Hermansson, F., Janssen, M. & Svanström, M. Allocation in life cycle assessment of lignin. Int J Life Cycle Assess 25, 1620–1632 (2020).
Lignin extraction in pulp mills and biorefineries are emerging technologies. Lignin is always the product of a multi-output process. Assessing such processes using life cycle assessment (LCA) requires the environmental impacts to be divided between the co-products of the system, referred to as allocation. This article explores different allocation approaches for lignin and illustrates the influence of the choice of allocation approach on the climate impact in a case study.
Ten different applicable allocation methods were found in literature and two more were developed. Lignin production in a Kraft pulp mill using the LignoBoost process for lignin extraction was selected as a study object for the case study, and due to limited data availability only climate impact was considered. A cradle-to-gate LCA was done for the study object, and all of the twelve allocation approaches were applied; for eight of the methods, factors that strongly influence the results were identified and varied. Finally, the results were put in the context of cradle-to-grave LCAs from literature for different possible uses of lignin to give an indication of how important the choice of allocation approach can be when assessing lignin as a substitute for other raw materials.
Results and discussion
Results show that all allocation approaches tested were applicable to the special case of lignin, but each one of them comes with inherent challenges. Factors that often have a large impact on the results are (1) market and price of different outputs; (2) what is seen as the main product or the driver of the system or system changes; (3) what the surrounding system looks like and hence what other products will be displaced by outputs. These factors can be particularly challenging in prospective studies as such studies are future-oriented and consider systems that do not yet exist. Finally, the results show that the choice of allocation could have a significant influence on the climate impact on the cradle-to-grave climate impact of the final product.
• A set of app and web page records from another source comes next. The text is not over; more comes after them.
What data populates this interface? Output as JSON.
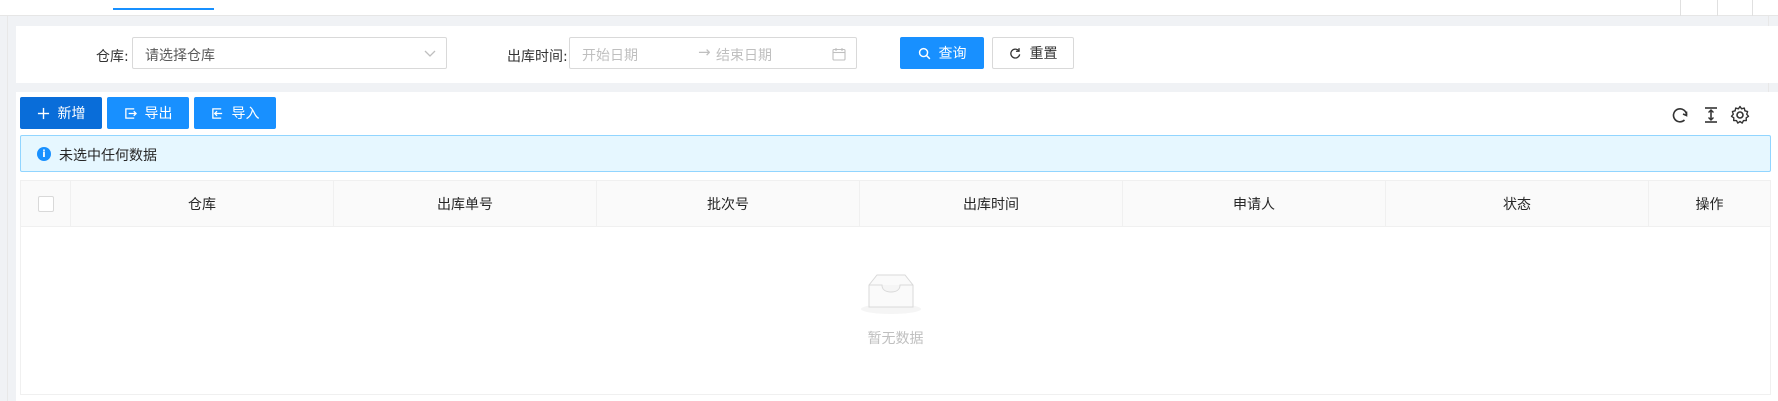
{
  "filter": {
    "warehouse_label": "仓库:",
    "warehouse_placeholder": "请选择仓库",
    "outbound_time_label": "出库时间:",
    "start_date_placeholder": "开始日期",
    "range_separator": "→",
    "end_date_placeholder": "结束日期",
    "query_label": "查询",
    "reset_label": "重置"
  },
  "toolbar": {
    "add_label": "新增",
    "export_label": "导出",
    "import_label": "导入"
  },
  "alert": {
    "message": "未选中任何数据"
  },
  "table": {
    "columns": [
      "仓库",
      "出库单号",
      "批次号",
      "出库时间",
      "申请人",
      "状态",
      "操作"
    ],
    "empty_text": "暂无数据"
  },
  "colors": {
    "primary": "#1890ff",
    "primary_dark": "#096dd9",
    "alert_bg": "#e6f7ff",
    "alert_border": "#91d5ff"
  }
}
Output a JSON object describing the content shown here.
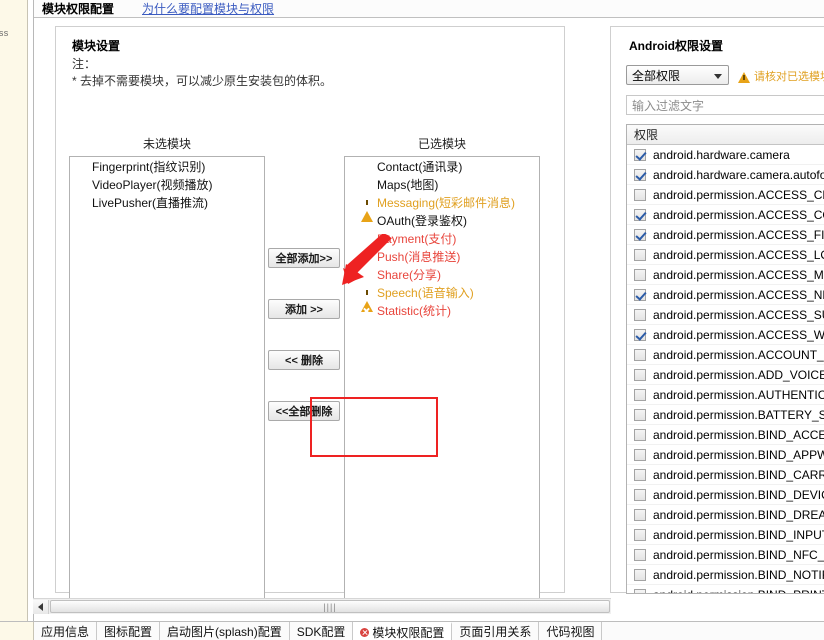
{
  "left_strip": {
    "text": "css"
  },
  "header": {
    "title": "模块权限配置",
    "help_link": "为什么要配置模块与权限"
  },
  "module_group": {
    "heading": "模块设置",
    "note_label": "注：",
    "note_text": "* 去掉不需要模块，可以减少原生安装包的体积。",
    "unselected_title": "未选模块",
    "selected_title": "已选模块",
    "unselected": [
      {
        "label": "Fingerprint(指纹识别)",
        "icon": "none",
        "color": "black"
      },
      {
        "label": "VideoPlayer(视频播放)",
        "icon": "none",
        "color": "black"
      },
      {
        "label": "LivePusher(直播推流)",
        "icon": "none",
        "color": "black"
      }
    ],
    "selected": [
      {
        "label": "Contact(通讯录)",
        "icon": "none",
        "color": "black"
      },
      {
        "label": "Maps(地图)",
        "icon": "none",
        "color": "black"
      },
      {
        "label": "Messaging(短彩邮件消息)",
        "icon": "warning-icon",
        "color": "amber"
      },
      {
        "label": "OAuth(登录鉴权)",
        "icon": "none",
        "color": "black"
      },
      {
        "label": "Payment(支付)",
        "icon": "error-icon",
        "color": "red"
      },
      {
        "label": "Push(消息推送)",
        "icon": "error-icon",
        "color": "red"
      },
      {
        "label": "Share(分享)",
        "icon": "error-icon",
        "color": "red"
      },
      {
        "label": "Speech(语音输入)",
        "icon": "warning-icon",
        "color": "amber"
      },
      {
        "label": "Statistic(统计)",
        "icon": "error-icon",
        "color": "red"
      }
    ],
    "buttons": {
      "add_all": "全部添加>>",
      "add": "添加  >>",
      "remove": "<< 删除",
      "remove_all": "<<全部删除"
    }
  },
  "annotation": {
    "rect_color": "#ee2222",
    "arrow_color": "#ee2222"
  },
  "permission_group": {
    "heading": "Android权限设置",
    "scope_select": {
      "value": "全部权限",
      "icon": "chevron-down-icon"
    },
    "warning": {
      "icon": "warning-icon",
      "text": "请核对已选模块列表"
    },
    "filter_placeholder": "输入过滤文字",
    "table_header": "权限",
    "rows": [
      {
        "name": "android.hardware.camera",
        "checked": true
      },
      {
        "name": "android.hardware.camera.autofocus",
        "checked": true
      },
      {
        "name": "android.permission.ACCESS_CHECKIN_PROPERTIES",
        "checked": false
      },
      {
        "name": "android.permission.ACCESS_COARSE_LOCATION",
        "checked": true
      },
      {
        "name": "android.permission.ACCESS_FINE_LOCATION",
        "checked": true
      },
      {
        "name": "android.permission.ACCESS_LOCATION_EXTRA_COMMANDS",
        "checked": false
      },
      {
        "name": "android.permission.ACCESS_MOCK_LOCATION",
        "checked": false
      },
      {
        "name": "android.permission.ACCESS_NETWORK_STATE",
        "checked": true
      },
      {
        "name": "android.permission.ACCESS_SURFACE_FLINGER",
        "checked": false
      },
      {
        "name": "android.permission.ACCESS_WIFI_STATE",
        "checked": true
      },
      {
        "name": "android.permission.ACCOUNT_MANAGER",
        "checked": false
      },
      {
        "name": "android.permission.ADD_VOICEMAIL",
        "checked": false
      },
      {
        "name": "android.permission.AUTHENTICATE_ACCOUNTS",
        "checked": false
      },
      {
        "name": "android.permission.BATTERY_STATS",
        "checked": false
      },
      {
        "name": "android.permission.BIND_ACCESSIBILITY_SERVICE",
        "checked": false
      },
      {
        "name": "android.permission.BIND_APPWIDGET",
        "checked": false
      },
      {
        "name": "android.permission.BIND_CARRIER_MESSAGING_SERVICE",
        "checked": false
      },
      {
        "name": "android.permission.BIND_DEVICE_ADMIN",
        "checked": false
      },
      {
        "name": "android.permission.BIND_DREAM_SERVICE",
        "checked": false
      },
      {
        "name": "android.permission.BIND_INPUT_METHOD",
        "checked": false
      },
      {
        "name": "android.permission.BIND_NFC_SERVICE",
        "checked": false
      },
      {
        "name": "android.permission.BIND_NOTIFICATION_LISTENER_SERVICE",
        "checked": false
      },
      {
        "name": "android.permission.BIND_PRINT_SERVICE",
        "checked": false
      }
    ]
  },
  "hscroll": {
    "left_arrow": "◄",
    "grip": "||||"
  },
  "tabs": [
    {
      "label": "应用信息",
      "active": false,
      "error": false
    },
    {
      "label": "图标配置",
      "active": false,
      "error": false
    },
    {
      "label": "启动图片(splash)配置",
      "active": false,
      "error": false
    },
    {
      "label": "SDK配置",
      "active": false,
      "error": false
    },
    {
      "label": "模块权限配置",
      "active": true,
      "error": true
    },
    {
      "label": "页面引用关系",
      "active": false,
      "error": false
    },
    {
      "label": "代码视图",
      "active": false,
      "error": false
    }
  ]
}
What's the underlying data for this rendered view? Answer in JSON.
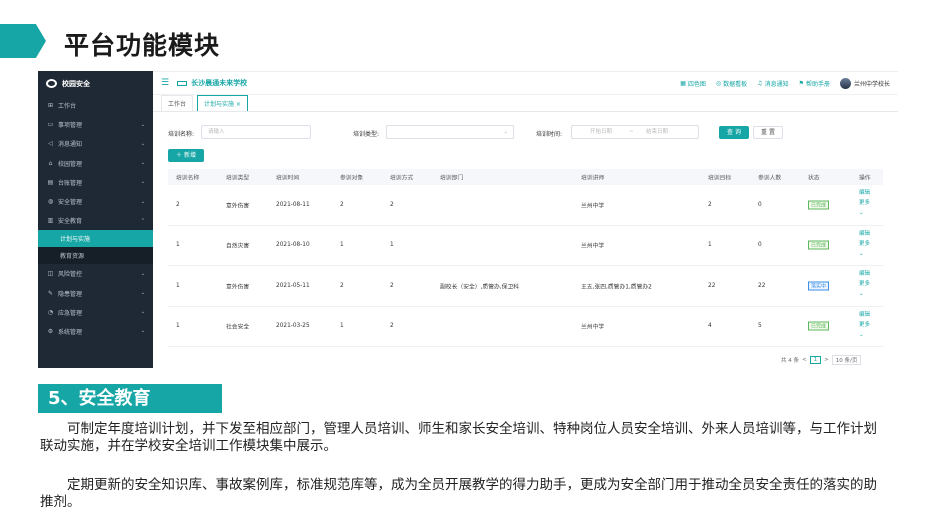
{
  "slide": {
    "title": "平台功能模块",
    "section": "5、安全教育",
    "paragraphs": [
      "可制定年度培训计划，并下发至相应部门，管理人员培训、师生和家长安全培训、特种岗位人员安全培训、外来人员培训等，与工作计划联动实施，并在学校安全培训工作模块集中展示。",
      "定期更新的安全知识库、事故案例库，标准规范库等，成为全员开展教学的得力助手，更成为安全部门用于推动全员安全责任的落实的助推剂。"
    ]
  },
  "app": {
    "brand": "校园安全",
    "school": "长沙晨通未来学校",
    "tools": [
      "四色图",
      "数据看板",
      "消息通知",
      "帮助手册"
    ],
    "user": "兰州中学校长",
    "tabs": [
      "工作台",
      "计划与实施 ×"
    ],
    "sidebar": [
      {
        "label": "工作台",
        "icon": "⊞",
        "chev": ""
      },
      {
        "label": "事项管理",
        "icon": "▭",
        "chev": "⌄"
      },
      {
        "label": "消息通知",
        "icon": "◁",
        "chev": "⌄"
      },
      {
        "label": "校园管理",
        "icon": "⌂",
        "chev": "⌄"
      },
      {
        "label": "台账管理",
        "icon": "▤",
        "chev": "⌄"
      },
      {
        "label": "安全管理",
        "icon": "◍",
        "chev": "⌄"
      },
      {
        "label": "安全教育",
        "icon": "▥",
        "chev": "⌃"
      }
    ],
    "sidebar_sub": [
      "计划与实施",
      "教育资源"
    ],
    "sidebar_after": [
      {
        "label": "风险管控",
        "icon": "◫",
        "chev": "⌄"
      },
      {
        "label": "隐患管理",
        "icon": "✎",
        "chev": "⌄"
      },
      {
        "label": "应急管理",
        "icon": "◔",
        "chev": "⌄"
      },
      {
        "label": "系统管理",
        "icon": "⚙",
        "chev": "⌄"
      }
    ],
    "filters": {
      "name_label": "培训名称:",
      "name_placeholder": "请输入",
      "type_label": "培训类型:",
      "time_label": "培训时间:",
      "start_placeholder": "开始日期",
      "sep": "~",
      "end_placeholder": "结束日期",
      "query": "查 询",
      "reset": "重 置",
      "add": "＋ 新增"
    },
    "table": {
      "headers": [
        "培训名称",
        "培训类型",
        "培训时间",
        "参训对象",
        "培训方式",
        "培训部门",
        "培训讲师",
        "培训目标",
        "参训人数",
        "状态",
        "操作"
      ],
      "rows": [
        {
          "name": "2",
          "type": "意外伤害",
          "time": "2021-08-11",
          "target": "2",
          "mode": "2",
          "dept": "",
          "lecturer": "兰州中学",
          "goal": "2",
          "count": "0",
          "status": "已完成",
          "status_color": "#5cb85c"
        },
        {
          "name": "1",
          "type": "自然灾害",
          "time": "2021-08-10",
          "target": "1",
          "mode": "1",
          "dept": "",
          "lecturer": "兰州中学",
          "goal": "1",
          "count": "0",
          "status": "已完成",
          "status_color": "#5cb85c"
        },
        {
          "name": "1",
          "type": "意外伤害",
          "time": "2021-05-11",
          "target": "2",
          "mode": "2",
          "dept": "副校长（安全）,质管办,保卫科",
          "lecturer": "王五,张四,质管办1,质管办2",
          "goal": "22",
          "count": "22",
          "status": "落实中",
          "status_color": "#3a8ee6"
        },
        {
          "name": "1",
          "type": "社会安全",
          "time": "2021-03-25",
          "target": "1",
          "mode": "2",
          "dept": "",
          "lecturer": "兰州中学",
          "goal": "4",
          "count": "5",
          "status": "已完成",
          "status_color": "#5cb85c"
        }
      ],
      "ops": {
        "edit": "编辑",
        "more": "更多",
        "more_chev": "⌄"
      }
    },
    "pager": {
      "total": "共 4 条",
      "prev": "<",
      "page": "1",
      "next": ">",
      "size": "10 条/页"
    }
  }
}
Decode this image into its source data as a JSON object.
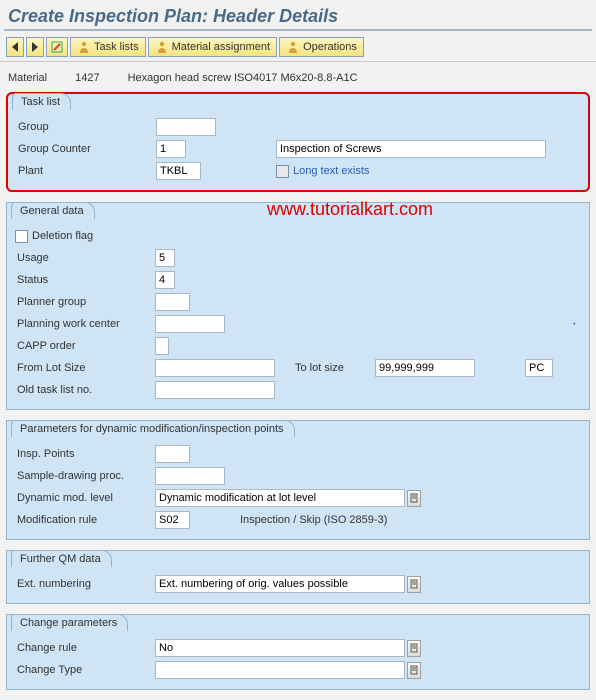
{
  "title": "Create Inspection Plan: Header Details",
  "toolbar": {
    "back_icon": "back-icon",
    "forward_icon": "forward-icon",
    "edit_icon": "edit-icon",
    "task_lists": "Task lists",
    "material_assignment": "Material assignment",
    "operations": "Operations"
  },
  "material": {
    "label": "Material",
    "number": "1427",
    "desc": "Hexagon head screw ISO4017 M6x20-8.8-A1C"
  },
  "task_list": {
    "title": "Task list",
    "group_label": "Group",
    "group_value": "",
    "counter_label": "Group Counter",
    "counter_value": "1",
    "counter_desc": "Inspection of Screws",
    "plant_label": "Plant",
    "plant_value": "TKBL",
    "long_text_label": "Long text exists"
  },
  "general": {
    "title": "General data",
    "deletion_flag_label": "Deletion flag",
    "usage_label": "Usage",
    "usage_value": "5",
    "status_label": "Status",
    "status_value": "4",
    "planner_group_label": "Planner group",
    "planner_group_value": "",
    "planning_wc_label": "Planning work center",
    "planning_wc_value": "",
    "capp_label": "CAPP order",
    "capp_value": "",
    "from_lot_label": "From Lot Size",
    "from_lot_value": "",
    "to_lot_label": "To lot size",
    "to_lot_value": "99,999,999",
    "unit_value": "PC",
    "old_tl_label": "Old task list no.",
    "old_tl_value": ""
  },
  "dynmod": {
    "title": "Parameters for dynamic modification/inspection points",
    "insp_points_label": "Insp. Points",
    "insp_points_value": "",
    "sample_label": "Sample-drawing proc.",
    "sample_value": "",
    "dyn_level_label": "Dynamic mod. level",
    "dyn_level_value": "Dynamic modification at lot level",
    "mod_rule_label": "Modification rule",
    "mod_rule_value": "S02",
    "mod_rule_desc": "Inspection / Skip (ISO 2859-3)"
  },
  "qm": {
    "title": "Further QM data",
    "ext_num_label": "Ext. numbering",
    "ext_num_value": "Ext. numbering of orig. values possible"
  },
  "change": {
    "title": "Change parameters",
    "rule_label": "Change rule",
    "rule_value": "No",
    "type_label": "Change Type",
    "type_value": ""
  },
  "watermark": "www.tutorialkart.com"
}
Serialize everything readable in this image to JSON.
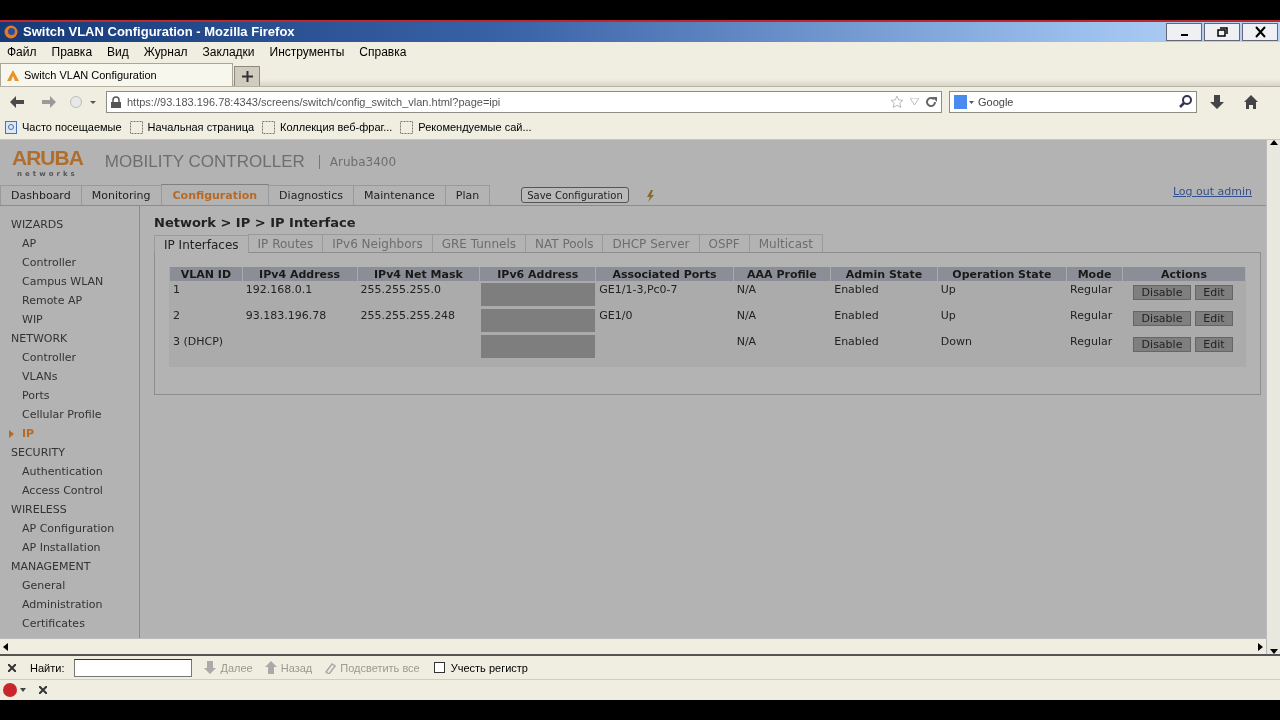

We recommend for LCAs of lignin-based technologies that allocation methods are very carefully selected based on the goal and scope of the study and that when relevant, several methods are applied and factors are varied within them in a sensitivity analysis. In particular, the driver(s) of the system’s existence or of changes to it, sometimes reflected in market prices of outputs, should be carefully considered.